:: MATERIAL TO PROCESS ::
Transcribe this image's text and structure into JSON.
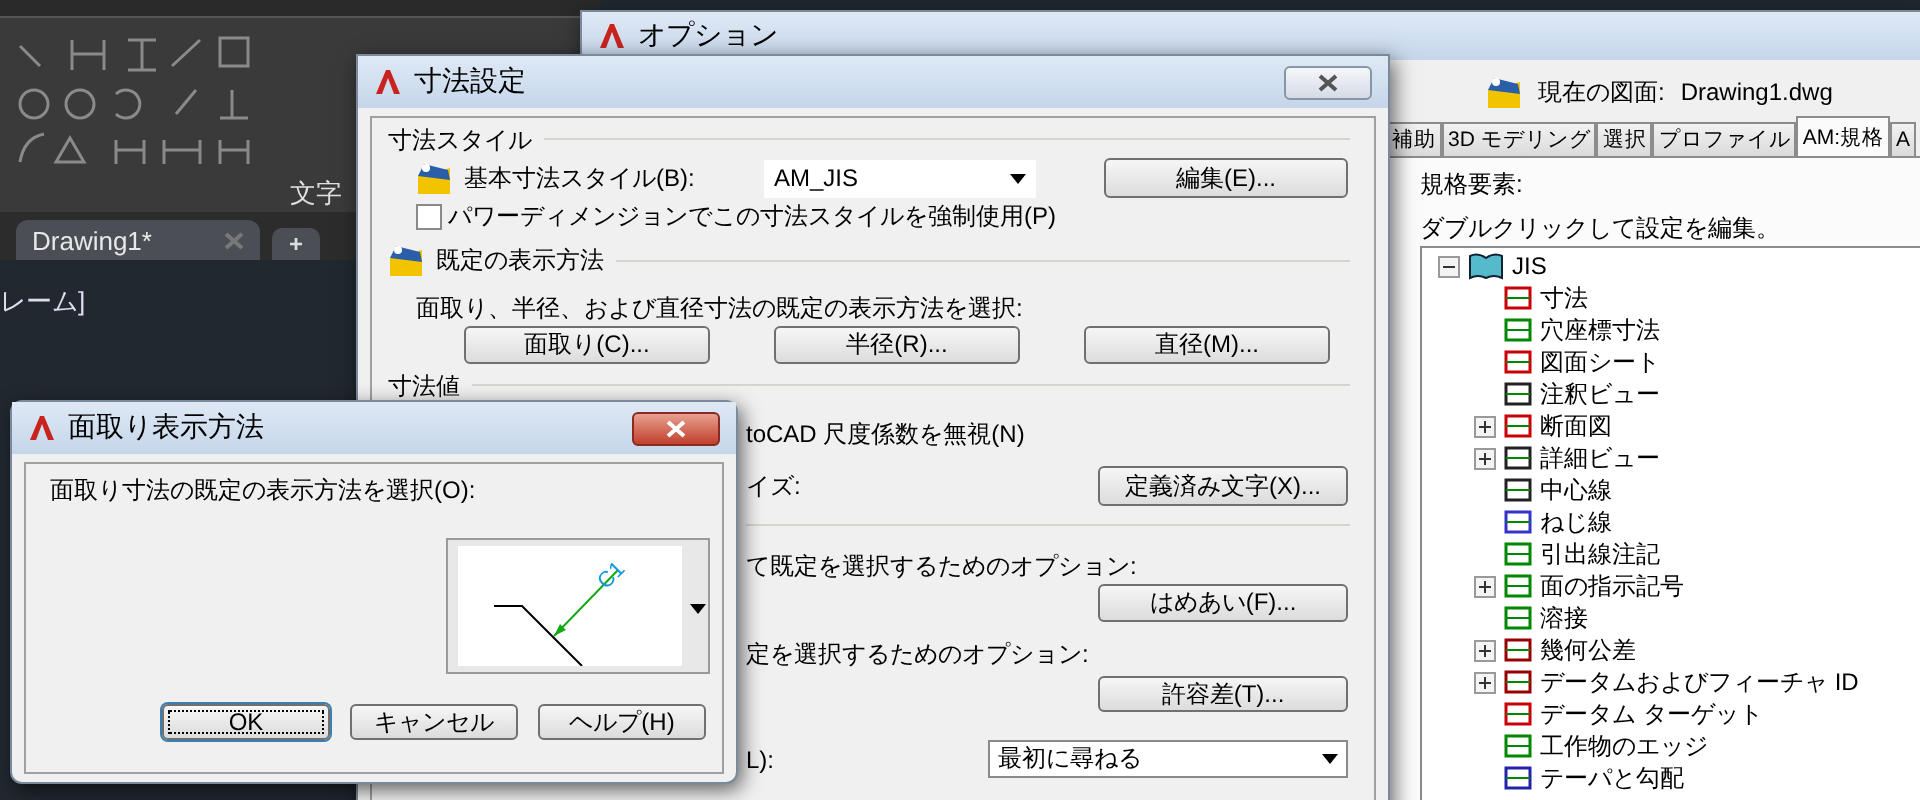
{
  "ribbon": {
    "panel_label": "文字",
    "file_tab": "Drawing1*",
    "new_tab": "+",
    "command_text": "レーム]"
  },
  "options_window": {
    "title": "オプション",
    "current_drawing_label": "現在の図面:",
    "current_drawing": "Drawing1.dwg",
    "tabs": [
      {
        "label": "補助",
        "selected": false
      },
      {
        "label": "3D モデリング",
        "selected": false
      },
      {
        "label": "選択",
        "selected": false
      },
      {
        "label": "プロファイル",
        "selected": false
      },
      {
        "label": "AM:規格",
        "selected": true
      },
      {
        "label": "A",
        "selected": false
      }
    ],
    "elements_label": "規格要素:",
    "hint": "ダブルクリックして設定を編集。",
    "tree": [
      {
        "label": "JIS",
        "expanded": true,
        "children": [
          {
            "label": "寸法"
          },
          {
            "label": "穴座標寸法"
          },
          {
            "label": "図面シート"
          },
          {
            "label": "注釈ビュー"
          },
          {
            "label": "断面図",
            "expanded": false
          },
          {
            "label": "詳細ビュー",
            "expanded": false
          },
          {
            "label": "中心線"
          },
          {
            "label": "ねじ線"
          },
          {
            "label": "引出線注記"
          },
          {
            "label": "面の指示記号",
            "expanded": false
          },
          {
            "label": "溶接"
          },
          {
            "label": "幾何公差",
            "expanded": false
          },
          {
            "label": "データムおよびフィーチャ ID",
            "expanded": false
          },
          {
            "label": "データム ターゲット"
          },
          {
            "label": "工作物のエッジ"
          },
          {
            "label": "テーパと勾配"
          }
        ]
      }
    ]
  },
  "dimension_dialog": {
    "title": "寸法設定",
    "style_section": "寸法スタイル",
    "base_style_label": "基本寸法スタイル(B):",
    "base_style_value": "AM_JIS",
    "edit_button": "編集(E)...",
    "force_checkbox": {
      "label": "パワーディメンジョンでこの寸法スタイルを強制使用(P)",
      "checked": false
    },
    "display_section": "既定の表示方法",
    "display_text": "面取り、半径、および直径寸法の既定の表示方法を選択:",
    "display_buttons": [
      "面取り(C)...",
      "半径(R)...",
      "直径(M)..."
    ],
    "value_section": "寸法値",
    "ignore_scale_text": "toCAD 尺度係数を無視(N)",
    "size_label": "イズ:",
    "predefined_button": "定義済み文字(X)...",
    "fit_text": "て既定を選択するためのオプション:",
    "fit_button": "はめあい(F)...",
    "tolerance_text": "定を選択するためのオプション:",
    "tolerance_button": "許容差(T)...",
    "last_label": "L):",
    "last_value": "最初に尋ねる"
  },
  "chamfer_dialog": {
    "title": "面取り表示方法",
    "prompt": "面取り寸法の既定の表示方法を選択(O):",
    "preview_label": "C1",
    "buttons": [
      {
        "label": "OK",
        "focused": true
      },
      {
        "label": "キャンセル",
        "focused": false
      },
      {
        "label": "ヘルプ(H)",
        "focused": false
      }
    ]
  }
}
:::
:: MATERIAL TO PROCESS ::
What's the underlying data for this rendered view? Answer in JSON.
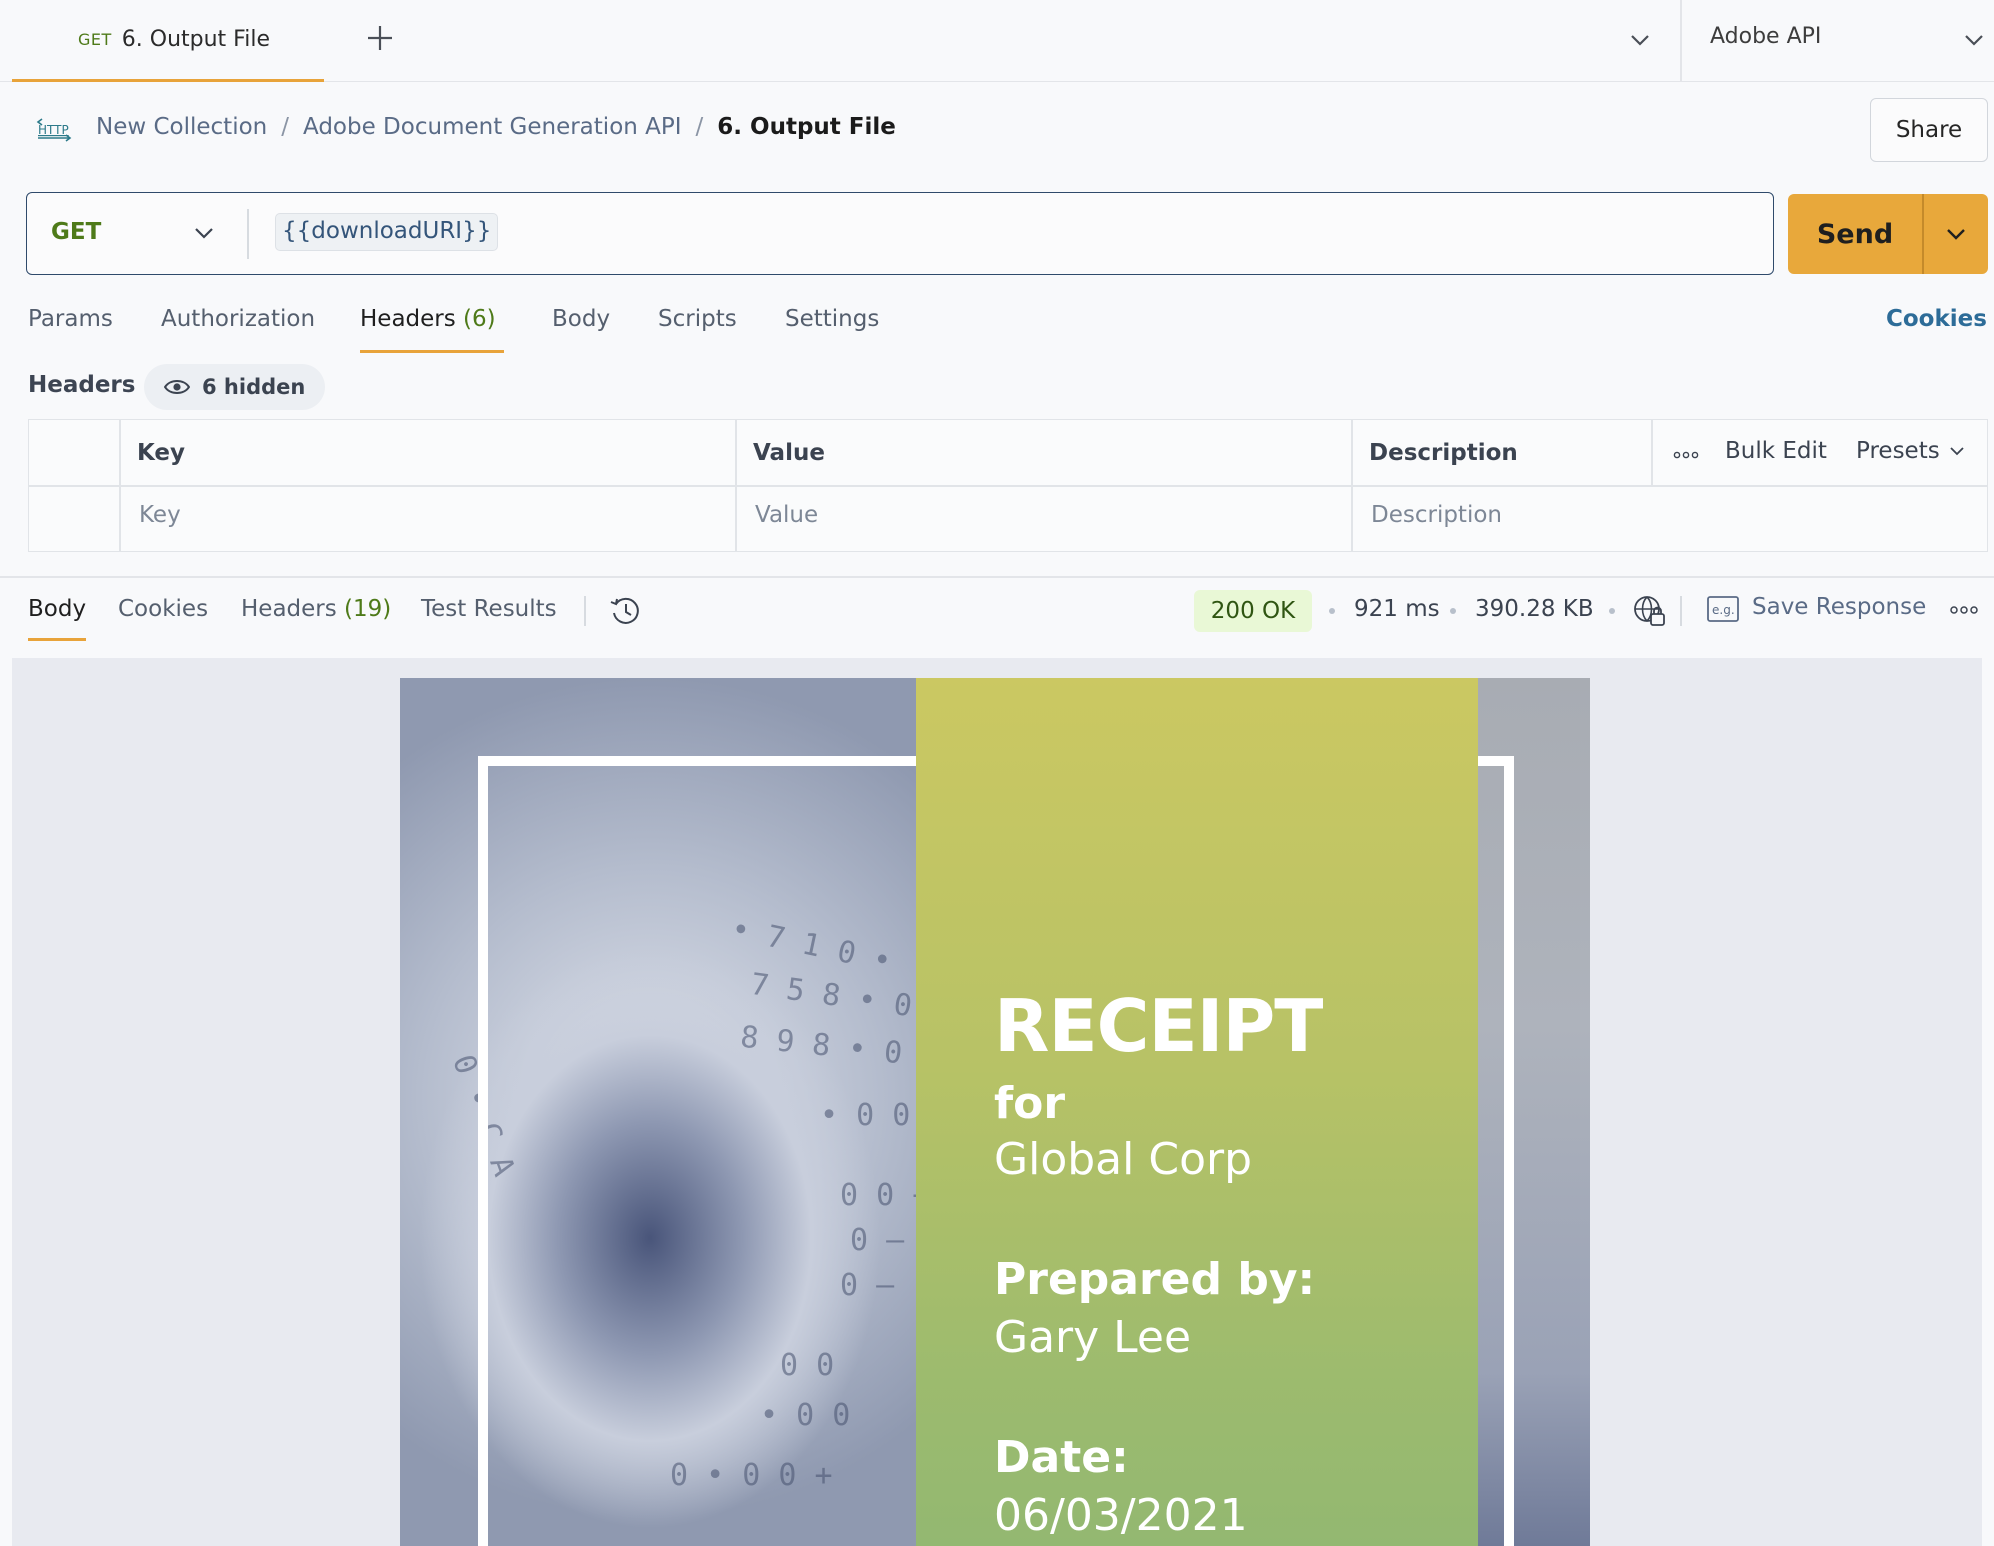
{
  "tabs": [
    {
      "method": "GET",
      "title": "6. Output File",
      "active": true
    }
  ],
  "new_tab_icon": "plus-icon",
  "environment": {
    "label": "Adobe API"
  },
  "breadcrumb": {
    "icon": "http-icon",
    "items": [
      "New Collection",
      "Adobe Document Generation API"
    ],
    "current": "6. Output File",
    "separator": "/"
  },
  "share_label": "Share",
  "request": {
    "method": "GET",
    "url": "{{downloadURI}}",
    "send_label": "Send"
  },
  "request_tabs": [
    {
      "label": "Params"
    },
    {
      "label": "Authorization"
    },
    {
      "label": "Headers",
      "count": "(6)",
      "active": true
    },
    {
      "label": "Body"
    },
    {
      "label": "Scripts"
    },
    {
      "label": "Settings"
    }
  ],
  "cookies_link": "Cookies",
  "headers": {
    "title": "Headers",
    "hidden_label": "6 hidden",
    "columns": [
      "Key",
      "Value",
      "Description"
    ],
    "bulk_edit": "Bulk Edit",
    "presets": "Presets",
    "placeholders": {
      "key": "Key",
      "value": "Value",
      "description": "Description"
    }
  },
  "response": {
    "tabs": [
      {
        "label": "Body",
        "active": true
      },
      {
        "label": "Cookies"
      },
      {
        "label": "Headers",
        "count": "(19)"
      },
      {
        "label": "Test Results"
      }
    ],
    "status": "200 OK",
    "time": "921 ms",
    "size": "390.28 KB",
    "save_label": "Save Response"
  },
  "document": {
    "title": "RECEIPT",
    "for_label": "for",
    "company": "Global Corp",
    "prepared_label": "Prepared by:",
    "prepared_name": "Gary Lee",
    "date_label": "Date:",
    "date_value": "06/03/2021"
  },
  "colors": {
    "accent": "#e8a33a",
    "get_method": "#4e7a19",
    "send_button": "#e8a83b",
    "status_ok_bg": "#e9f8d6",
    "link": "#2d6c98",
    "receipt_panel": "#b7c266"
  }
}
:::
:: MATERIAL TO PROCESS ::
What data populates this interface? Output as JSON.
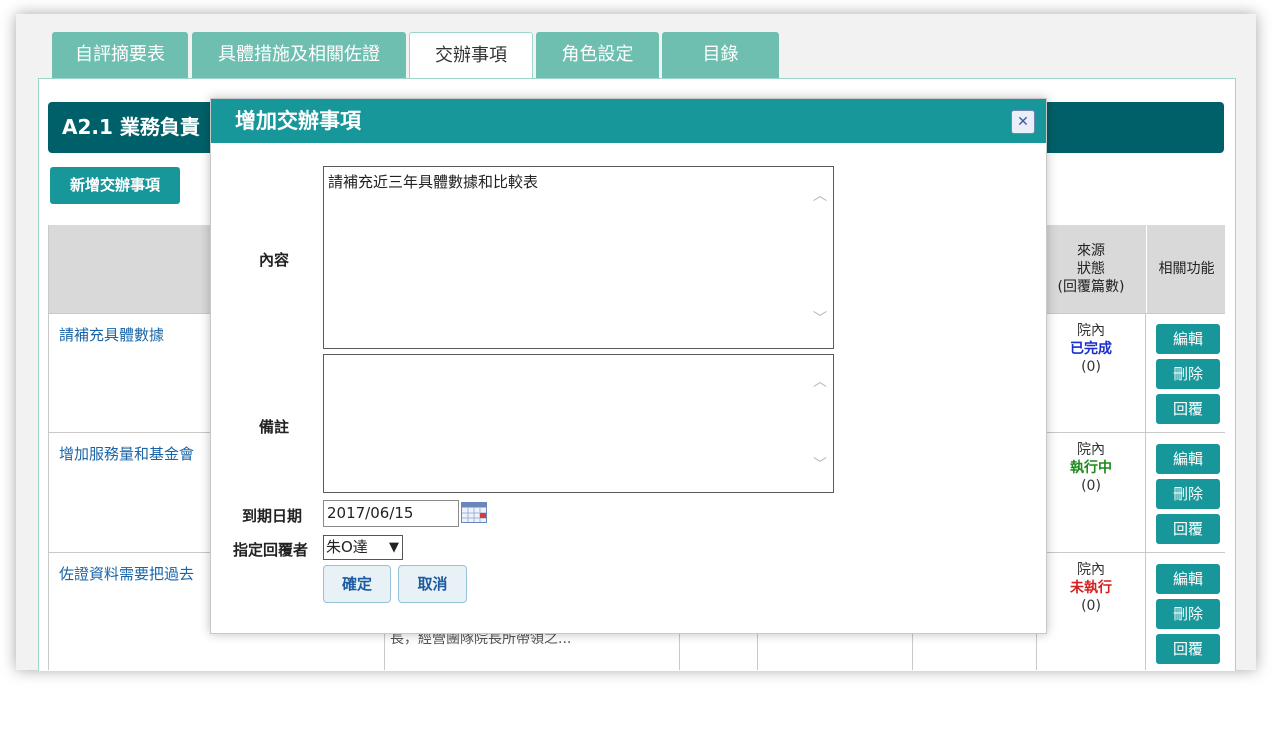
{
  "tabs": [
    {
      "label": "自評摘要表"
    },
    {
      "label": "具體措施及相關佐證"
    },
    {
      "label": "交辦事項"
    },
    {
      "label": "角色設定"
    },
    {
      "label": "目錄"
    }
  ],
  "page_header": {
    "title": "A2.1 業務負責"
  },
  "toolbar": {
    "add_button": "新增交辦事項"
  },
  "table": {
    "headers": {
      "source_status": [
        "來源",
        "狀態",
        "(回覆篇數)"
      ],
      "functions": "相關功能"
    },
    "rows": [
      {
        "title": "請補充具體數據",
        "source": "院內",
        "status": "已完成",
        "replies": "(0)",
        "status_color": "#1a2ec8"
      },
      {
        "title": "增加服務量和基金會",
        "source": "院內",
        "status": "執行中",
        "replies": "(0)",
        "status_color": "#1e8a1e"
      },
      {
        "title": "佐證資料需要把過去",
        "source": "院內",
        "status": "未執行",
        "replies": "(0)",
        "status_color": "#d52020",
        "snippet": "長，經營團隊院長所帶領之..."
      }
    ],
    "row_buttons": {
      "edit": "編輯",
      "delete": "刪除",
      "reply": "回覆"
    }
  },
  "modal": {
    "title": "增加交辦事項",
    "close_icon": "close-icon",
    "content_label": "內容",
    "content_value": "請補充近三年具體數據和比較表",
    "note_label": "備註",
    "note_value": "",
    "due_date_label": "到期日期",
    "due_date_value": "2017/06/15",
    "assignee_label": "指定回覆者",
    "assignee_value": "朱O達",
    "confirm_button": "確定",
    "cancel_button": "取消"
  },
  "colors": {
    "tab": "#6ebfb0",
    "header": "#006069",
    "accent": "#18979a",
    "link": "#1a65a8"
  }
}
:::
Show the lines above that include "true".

        "selected": true
        "expanded": true,
        "focused": true
      "active": true
      "active": true
        "active": true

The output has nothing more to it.